----- MATERIAL SUPPLIED -----

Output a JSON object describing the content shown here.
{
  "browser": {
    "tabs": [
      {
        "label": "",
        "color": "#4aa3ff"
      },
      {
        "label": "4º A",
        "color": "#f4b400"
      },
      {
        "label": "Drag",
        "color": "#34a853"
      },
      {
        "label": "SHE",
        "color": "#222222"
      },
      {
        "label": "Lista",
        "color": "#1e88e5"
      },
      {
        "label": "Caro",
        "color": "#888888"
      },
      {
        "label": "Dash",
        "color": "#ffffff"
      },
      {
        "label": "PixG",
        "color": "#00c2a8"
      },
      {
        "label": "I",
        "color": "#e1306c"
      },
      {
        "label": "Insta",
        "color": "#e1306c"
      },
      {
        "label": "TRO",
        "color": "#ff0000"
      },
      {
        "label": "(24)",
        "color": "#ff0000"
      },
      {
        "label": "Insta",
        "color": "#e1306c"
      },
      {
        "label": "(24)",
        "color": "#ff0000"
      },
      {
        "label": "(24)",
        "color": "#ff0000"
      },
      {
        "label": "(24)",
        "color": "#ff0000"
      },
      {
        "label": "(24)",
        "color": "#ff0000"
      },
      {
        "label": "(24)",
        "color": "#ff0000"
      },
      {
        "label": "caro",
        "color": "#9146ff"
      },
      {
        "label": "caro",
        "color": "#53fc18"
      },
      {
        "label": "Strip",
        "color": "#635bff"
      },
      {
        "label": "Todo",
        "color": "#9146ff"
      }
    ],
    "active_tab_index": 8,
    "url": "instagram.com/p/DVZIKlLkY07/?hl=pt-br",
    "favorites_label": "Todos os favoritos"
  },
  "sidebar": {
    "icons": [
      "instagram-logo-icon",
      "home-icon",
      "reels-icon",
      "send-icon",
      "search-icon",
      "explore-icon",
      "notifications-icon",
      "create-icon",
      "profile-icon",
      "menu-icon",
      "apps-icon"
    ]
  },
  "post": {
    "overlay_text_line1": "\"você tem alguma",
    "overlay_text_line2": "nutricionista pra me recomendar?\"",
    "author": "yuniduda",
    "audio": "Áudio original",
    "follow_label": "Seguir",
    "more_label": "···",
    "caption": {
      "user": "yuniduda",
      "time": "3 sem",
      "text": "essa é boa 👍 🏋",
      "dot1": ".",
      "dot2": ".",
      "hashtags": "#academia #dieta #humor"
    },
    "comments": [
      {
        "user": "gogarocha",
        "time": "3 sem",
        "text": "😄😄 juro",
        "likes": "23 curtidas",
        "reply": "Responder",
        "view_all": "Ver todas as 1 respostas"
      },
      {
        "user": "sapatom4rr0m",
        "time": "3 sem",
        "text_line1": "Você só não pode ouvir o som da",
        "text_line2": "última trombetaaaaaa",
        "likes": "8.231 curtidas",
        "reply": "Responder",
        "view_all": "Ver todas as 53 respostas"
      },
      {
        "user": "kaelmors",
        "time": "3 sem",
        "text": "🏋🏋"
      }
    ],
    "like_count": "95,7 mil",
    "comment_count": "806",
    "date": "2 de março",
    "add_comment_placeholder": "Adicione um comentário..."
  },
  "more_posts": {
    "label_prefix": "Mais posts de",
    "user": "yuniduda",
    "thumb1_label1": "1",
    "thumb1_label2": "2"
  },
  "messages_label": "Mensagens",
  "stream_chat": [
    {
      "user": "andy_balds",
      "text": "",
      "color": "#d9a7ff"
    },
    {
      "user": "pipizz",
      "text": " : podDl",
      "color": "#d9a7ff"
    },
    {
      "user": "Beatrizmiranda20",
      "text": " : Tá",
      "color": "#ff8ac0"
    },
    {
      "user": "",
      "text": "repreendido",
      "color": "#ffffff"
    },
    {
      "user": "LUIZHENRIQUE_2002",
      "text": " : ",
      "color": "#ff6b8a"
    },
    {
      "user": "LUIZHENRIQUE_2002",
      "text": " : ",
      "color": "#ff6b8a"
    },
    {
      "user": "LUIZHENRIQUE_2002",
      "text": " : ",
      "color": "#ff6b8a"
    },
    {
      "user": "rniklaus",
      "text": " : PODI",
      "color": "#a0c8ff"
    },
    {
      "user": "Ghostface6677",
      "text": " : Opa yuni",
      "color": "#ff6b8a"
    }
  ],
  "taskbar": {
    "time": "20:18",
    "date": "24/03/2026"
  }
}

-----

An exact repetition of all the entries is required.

Output a JSON object describing the content shown here.
{
  "browser": {
    "tabs": [
      {
        "label": "",
        "color": "#4aa3ff"
      },
      {
        "label": "4º A",
        "color": "#f4b400"
      },
      {
        "label": "Drag",
        "color": "#34a853"
      },
      {
        "label": "SHE",
        "color": "#222222"
      },
      {
        "label": "Lista",
        "color": "#1e88e5"
      },
      {
        "label": "Caro",
        "color": "#888888"
      },
      {
        "label": "Dash",
        "color": "#ffffff"
      },
      {
        "label": "PixG",
        "color": "#00c2a8"
      },
      {
        "label": "I",
        "color": "#e1306c"
      },
      {
        "label": "Insta",
        "color": "#e1306c"
      },
      {
        "label": "TRO",
        "color": "#ff0000"
      },
      {
        "label": "(24)",
        "color": "#ff0000"
      },
      {
        "label": "Insta",
        "color": "#e1306c"
      },
      {
        "label": "(24)",
        "color": "#ff0000"
      },
      {
        "label": "(24)",
        "color": "#ff0000"
      },
      {
        "label": "(24)",
        "color": "#ff0000"
      },
      {
        "label": "(24)",
        "color": "#ff0000"
      },
      {
        "label": "(24)",
        "color": "#ff0000"
      },
      {
        "label": "caro",
        "color": "#9146ff"
      },
      {
        "label": "caro",
        "color": "#53fc18"
      },
      {
        "label": "Strip",
        "color": "#635bff"
      },
      {
        "label": "Todo",
        "color": "#9146ff"
      }
    ],
    "active_tab_index": 8,
    "url": "instagram.com/p/DVZIKlLkY07/?hl=pt-br",
    "favorites_label": "Todos os favoritos"
  },
  "sidebar": {
    "icons": [
      "instagram-logo-icon",
      "home-icon",
      "reels-icon",
      "send-icon",
      "search-icon",
      "explore-icon",
      "notifications-icon",
      "create-icon",
      "profile-icon",
      "menu-icon",
      "apps-icon"
    ]
  },
  "post": {
    "overlay_text_line1": "\"você tem alguma",
    "overlay_text_line2": "nutricionista pra me recomendar?\"",
    "author": "yuniduda",
    "audio": "Áudio original",
    "follow_label": "Seguir",
    "more_label": "···",
    "caption": {
      "user": "yuniduda",
      "time": "3 sem",
      "text": "essa é boa 👍 🏋",
      "dot1": ".",
      "dot2": ".",
      "hashtags": "#academia #dieta #humor"
    },
    "comments": [
      {
        "user": "gogarocha",
        "time": "3 sem",
        "text": "😄😄 juro",
        "likes": "23 curtidas",
        "reply": "Responder",
        "view_all": "Ver todas as 1 respostas"
      },
      {
        "user": "sapatom4rr0m",
        "time": "3 sem",
        "text_line1": "Você só não pode ouvir o som da",
        "text_line2": "última trombetaaaaaa",
        "likes": "8.231 curtidas",
        "reply": "Responder",
        "view_all": "Ver todas as 53 respostas"
      },
      {
        "user": "kaelmors",
        "time": "3 sem",
        "text": "🏋🏋"
      }
    ],
    "like_count": "95,7 mil",
    "comment_count": "806",
    "date": "2 de março",
    "add_comment_placeholder": "Adicione um comentário..."
  },
  "more_posts": {
    "label_prefix": "Mais posts de",
    "user": "yuniduda",
    "thumb1_label1": "1",
    "thumb1_label2": "2"
  },
  "messages_label": "Mensagens",
  "stream_chat": [
    {
      "user": "andy_balds",
      "text": "",
      "color": "#d9a7ff"
    },
    {
      "user": "pipizz",
      "text": " : podDl",
      "color": "#d9a7ff"
    },
    {
      "user": "Beatrizmiranda20",
      "text": " : Tá",
      "color": "#ff8ac0"
    },
    {
      "user": "",
      "text": "repreendido",
      "color": "#ffffff"
    },
    {
      "user": "LUIZHENRIQUE_2002",
      "text": " : ",
      "color": "#ff6b8a"
    },
    {
      "user": "LUIZHENRIQUE_2002",
      "text": " : ",
      "color": "#ff6b8a"
    },
    {
      "user": "LUIZHENRIQUE_2002",
      "text": " : ",
      "color": "#ff6b8a"
    },
    {
      "user": "rniklaus",
      "text": " : PODI",
      "color": "#a0c8ff"
    },
    {
      "user": "Ghostface6677",
      "text": " : Opa yuni",
      "color": "#ff6b8a"
    }
  ],
  "taskbar": {
    "time": "20:18",
    "date": "24/03/2026"
  }
}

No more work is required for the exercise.